A lot of the material here is played with a lighthearted comic edge – like the cartoony Fred Buscaglione piece Che Notte! which starts by riffing on the Dragnet theme and is sprinkled with police sirens and other goofy sound effects; the slinky, mischievous tone of L’Uomo Che Non Sapeva Amare by Nico Fidenco; and the slightly lecherous beat of 20 KM Al Giorno by Nicola Arigliano. But when Mike chooses to go all epic, it really blows the doors off the joint: Luigi Tenco's Quello Che Conta dishes up a massive widescreen spaghetti-western vibe complete with mariachi-style trumpet solo, finally giving way to lush violin arrangements and mandolin tremolos. On the flipside, when the material calls for a kinder, gentler tone, Patton delivers with equal success: Enzo Bonagura's Scalinatella is a perfect example, with a gentle vocal backed by quiet acoustic guitar; and the rolling, bass-heavy Ore D’Amore by Fred Bongusto has a great bedroom vibe, if you know what I mean (and I think you do).

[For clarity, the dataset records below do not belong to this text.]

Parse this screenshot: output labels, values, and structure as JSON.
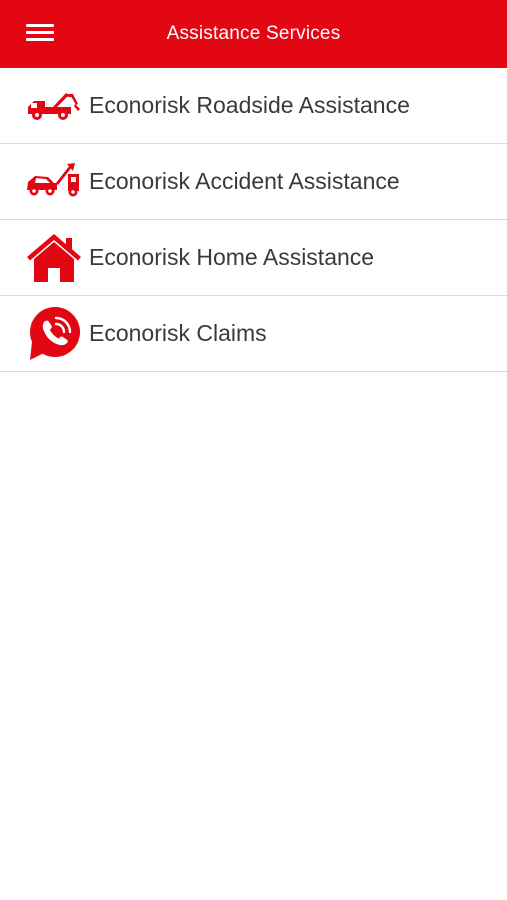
{
  "header": {
    "title": "Assistance Services",
    "menu_icon": "hamburger-menu-icon"
  },
  "colors": {
    "brand_red": "#e30613",
    "text": "#3a3a3a",
    "divider": "#dcdcdc"
  },
  "services": [
    {
      "label": "Econorisk Roadside Assistance",
      "icon": "tow-truck-icon"
    },
    {
      "label": "Econorisk Accident Assistance",
      "icon": "car-accident-tow-icon"
    },
    {
      "label": "Econorisk Home Assistance",
      "icon": "house-icon"
    },
    {
      "label": "Econorisk Claims",
      "icon": "phone-chat-bubble-icon"
    }
  ]
}
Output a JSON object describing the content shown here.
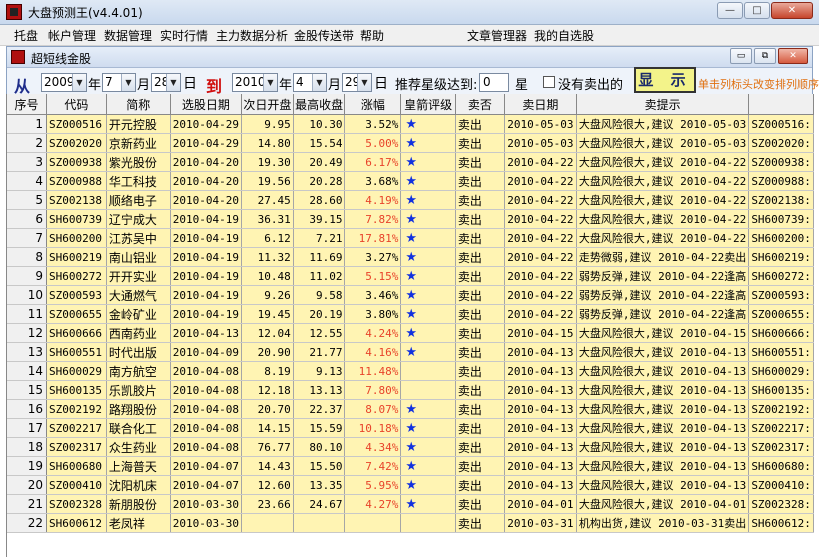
{
  "window": {
    "title": "大盘预测王(v4.4.01)",
    "btn_min": "—",
    "btn_max": "□",
    "btn_close": "✕"
  },
  "menu": [
    "托盘",
    "帐户管理",
    "数据管理",
    "实时行情",
    "主力数据分析",
    "金股传送带",
    "帮助",
    "文章管理器",
    "我的自选股"
  ],
  "child": {
    "title": "超短线金股",
    "btn_min": "▭",
    "btn_restore": "⧉",
    "btn_close": "✕"
  },
  "filter": {
    "from_label": "从",
    "to_label": "到",
    "start_year": "2009",
    "start_month": "7",
    "start_day": "28",
    "end_year": "2010",
    "end_month": "4",
    "end_day": "29",
    "year_unit": "年",
    "month_unit": "月",
    "day_unit": "日",
    "star_label": "推荐星级达到:",
    "star_value": "0",
    "star_unit": "星",
    "unsold_label": "没有卖出的",
    "show_button": "显 示",
    "hint": "单击列标头改变排列顺序"
  },
  "table": {
    "headers": [
      "序号",
      "代码",
      "简称",
      "选股日期",
      "次日开盘",
      "最高收盘",
      "涨幅",
      "皇箭评级",
      "卖否",
      "卖日期",
      "卖提示",
      ""
    ],
    "rows": [
      {
        "idx": "1",
        "code": "SZ000516",
        "name": "开元控股",
        "date": "2010-04-29",
        "open": "9.95",
        "high": "10.30",
        "pct": "3.52%",
        "up": false,
        "star": "★",
        "sold": "卖出",
        "sell_date": "2010-05-03",
        "tip": "大盘风险很大,建议 2010-05-03",
        "extra": "SZ000516:"
      },
      {
        "idx": "2",
        "code": "SZ002020",
        "name": "京新药业",
        "date": "2010-04-29",
        "open": "14.80",
        "high": "15.54",
        "pct": "5.00%",
        "up": true,
        "star": "★",
        "sold": "卖出",
        "sell_date": "2010-05-03",
        "tip": "大盘风险很大,建议 2010-05-03",
        "extra": "SZ002020:"
      },
      {
        "idx": "3",
        "code": "SZ000938",
        "name": "紫光股份",
        "date": "2010-04-20",
        "open": "19.30",
        "high": "20.49",
        "pct": "6.17%",
        "up": true,
        "star": "★",
        "sold": "卖出",
        "sell_date": "2010-04-22",
        "tip": "大盘风险很大,建议 2010-04-22",
        "extra": "SZ000938:"
      },
      {
        "idx": "4",
        "code": "SZ000988",
        "name": "华工科技",
        "date": "2010-04-20",
        "open": "19.56",
        "high": "20.28",
        "pct": "3.68%",
        "up": false,
        "star": "★",
        "sold": "卖出",
        "sell_date": "2010-04-22",
        "tip": "大盘风险很大,建议 2010-04-22",
        "extra": "SZ000988:"
      },
      {
        "idx": "5",
        "code": "SZ002138",
        "name": "顺络电子",
        "date": "2010-04-20",
        "open": "27.45",
        "high": "28.60",
        "pct": "4.19%",
        "up": true,
        "star": "★",
        "sold": "卖出",
        "sell_date": "2010-04-22",
        "tip": "大盘风险很大,建议 2010-04-22",
        "extra": "SZ002138:"
      },
      {
        "idx": "6",
        "code": "SH600739",
        "name": "辽宁成大",
        "date": "2010-04-19",
        "open": "36.31",
        "high": "39.15",
        "pct": "7.82%",
        "up": true,
        "star": "★",
        "sold": "卖出",
        "sell_date": "2010-04-22",
        "tip": "大盘风险很大,建议 2010-04-22",
        "extra": "SH600739:"
      },
      {
        "idx": "7",
        "code": "SH600200",
        "name": "江苏吴中",
        "date": "2010-04-19",
        "open": "6.12",
        "high": "7.21",
        "pct": "17.81%",
        "up": true,
        "star": "★",
        "sold": "卖出",
        "sell_date": "2010-04-22",
        "tip": "大盘风险很大,建议 2010-04-22",
        "extra": "SH600200:"
      },
      {
        "idx": "8",
        "code": "SH600219",
        "name": "南山铝业",
        "date": "2010-04-19",
        "open": "11.32",
        "high": "11.69",
        "pct": "3.27%",
        "up": false,
        "star": "★",
        "sold": "卖出",
        "sell_date": "2010-04-22",
        "tip": "走势微弱,建议 2010-04-22卖出",
        "extra": "SH600219:"
      },
      {
        "idx": "9",
        "code": "SH600272",
        "name": "开开实业",
        "date": "2010-04-19",
        "open": "10.48",
        "high": "11.02",
        "pct": "5.15%",
        "up": true,
        "star": "★",
        "sold": "卖出",
        "sell_date": "2010-04-22",
        "tip": "弱势反弹,建议 2010-04-22逢高",
        "extra": "SH600272:"
      },
      {
        "idx": "10",
        "code": "SZ000593",
        "name": "大通燃气",
        "date": "2010-04-19",
        "open": "9.26",
        "high": "9.58",
        "pct": "3.46%",
        "up": false,
        "star": "★",
        "sold": "卖出",
        "sell_date": "2010-04-22",
        "tip": "弱势反弹,建议 2010-04-22逢高",
        "extra": "SZ000593:"
      },
      {
        "idx": "11",
        "code": "SZ000655",
        "name": "金岭矿业",
        "date": "2010-04-19",
        "open": "19.45",
        "high": "20.19",
        "pct": "3.80%",
        "up": false,
        "star": "★",
        "sold": "卖出",
        "sell_date": "2010-04-22",
        "tip": "弱势反弹,建议 2010-04-22逢高",
        "extra": "SZ000655:"
      },
      {
        "idx": "12",
        "code": "SH600666",
        "name": "西南药业",
        "date": "2010-04-13",
        "open": "12.04",
        "high": "12.55",
        "pct": "4.24%",
        "up": true,
        "star": "★",
        "sold": "卖出",
        "sell_date": "2010-04-15",
        "tip": "大盘风险很大,建议 2010-04-15",
        "extra": "SH600666:"
      },
      {
        "idx": "13",
        "code": "SH600551",
        "name": "时代出版",
        "date": "2010-04-09",
        "open": "20.90",
        "high": "21.77",
        "pct": "4.16%",
        "up": true,
        "star": "★",
        "sold": "卖出",
        "sell_date": "2010-04-13",
        "tip": "大盘风险很大,建议 2010-04-13",
        "extra": "SH600551:"
      },
      {
        "idx": "14",
        "code": "SH600029",
        "name": "南方航空",
        "date": "2010-04-08",
        "open": "8.19",
        "high": "9.13",
        "pct": "11.48%",
        "up": true,
        "star": "",
        "sold": "卖出",
        "sell_date": "2010-04-13",
        "tip": "大盘风险很大,建议 2010-04-13",
        "extra": "SH600029:"
      },
      {
        "idx": "15",
        "code": "SH600135",
        "name": "乐凯胶片",
        "date": "2010-04-08",
        "open": "12.18",
        "high": "13.13",
        "pct": "7.80%",
        "up": true,
        "star": "",
        "sold": "卖出",
        "sell_date": "2010-04-13",
        "tip": "大盘风险很大,建议 2010-04-13",
        "extra": "SH600135:"
      },
      {
        "idx": "16",
        "code": "SZ002192",
        "name": "路翔股份",
        "date": "2010-04-08",
        "open": "20.70",
        "high": "22.37",
        "pct": "8.07%",
        "up": true,
        "star": "★",
        "sold": "卖出",
        "sell_date": "2010-04-13",
        "tip": "大盘风险很大,建议 2010-04-13",
        "extra": "SZ002192:"
      },
      {
        "idx": "17",
        "code": "SZ002217",
        "name": "联合化工",
        "date": "2010-04-08",
        "open": "14.15",
        "high": "15.59",
        "pct": "10.18%",
        "up": true,
        "star": "★",
        "sold": "卖出",
        "sell_date": "2010-04-13",
        "tip": "大盘风险很大,建议 2010-04-13",
        "extra": "SZ002217:"
      },
      {
        "idx": "18",
        "code": "SZ002317",
        "name": "众生药业",
        "date": "2010-04-08",
        "open": "76.77",
        "high": "80.10",
        "pct": "4.34%",
        "up": true,
        "star": "★",
        "sold": "卖出",
        "sell_date": "2010-04-13",
        "tip": "大盘风险很大,建议 2010-04-13",
        "extra": "SZ002317:"
      },
      {
        "idx": "19",
        "code": "SH600680",
        "name": "上海普天",
        "date": "2010-04-07",
        "open": "14.43",
        "high": "15.50",
        "pct": "7.42%",
        "up": true,
        "star": "★",
        "sold": "卖出",
        "sell_date": "2010-04-13",
        "tip": "大盘风险很大,建议 2010-04-13",
        "extra": "SH600680:"
      },
      {
        "idx": "20",
        "code": "SZ000410",
        "name": "沈阳机床",
        "date": "2010-04-07",
        "open": "12.60",
        "high": "13.35",
        "pct": "5.95%",
        "up": true,
        "star": "★",
        "sold": "卖出",
        "sell_date": "2010-04-13",
        "tip": "大盘风险很大,建议 2010-04-13",
        "extra": "SZ000410:"
      },
      {
        "idx": "21",
        "code": "SZ002328",
        "name": "新朋股份",
        "date": "2010-03-30",
        "open": "23.66",
        "high": "24.67",
        "pct": "4.27%",
        "up": true,
        "star": "★",
        "sold": "卖出",
        "sell_date": "2010-04-01",
        "tip": "大盘风险很大,建议 2010-04-01",
        "extra": "SZ002328:"
      },
      {
        "idx": "22",
        "code": "SH600612",
        "name": "老凤祥",
        "date": "2010-03-30",
        "open": "",
        "high": "",
        "pct": "",
        "up": false,
        "star": "",
        "sold": "卖出",
        "sell_date": "2010-03-31",
        "tip": "机构出货,建议 2010-03-31卖出",
        "extra": "SH600612:"
      }
    ]
  }
}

For my coin, the standouts here are the aforementioned Deep Down, which manages to out-cool the original, and the closing cut Senza Fine by Gino Paoli, which opens on a moody blend of solo violin, light percussion and hushed, almost whispered vocals, building energy from the light, airy first half to the roof-raising climax, exploding in a surge of backing choirs, a tidal wave of strings and chaotic sound effects. Like the rest of the record, it's a class act all the way.
If your exposure to Patton's body of work is limited to Faith No More, this material will come as a major downshift in tone, but I think you'll come to agree that the purity and strength of Mike's vocals serves just about any musical style – old or new. If you're a fan of classic Italian thrillers, you already know that the '60s pop vibe is tightly woven into many of the best titles from the early giallo era (pre-Goblin, that is), so most of these tunes will bring that feeling back to you instantly. For that alone, it's a worthy addition to your collection. If you're already a Patton fan, this will just make you appreciate his versatility that much more. If those aren't good enough reasons to check this one out... well, that's your loss.
Earlier we showed you a clip of Patton performing Deep Down live at Amsterdam's Paradiso auditorium with a 15-piece rock band, backing vocalists and 40-piece orchestra accompaniment – the source of an upcoming Mondo Cane DVD slated for release later this year. So to bid you “ciao” for now, we'll go out with another song from that same session, the opening track (and first official single), Il Cielo In Una Stanza...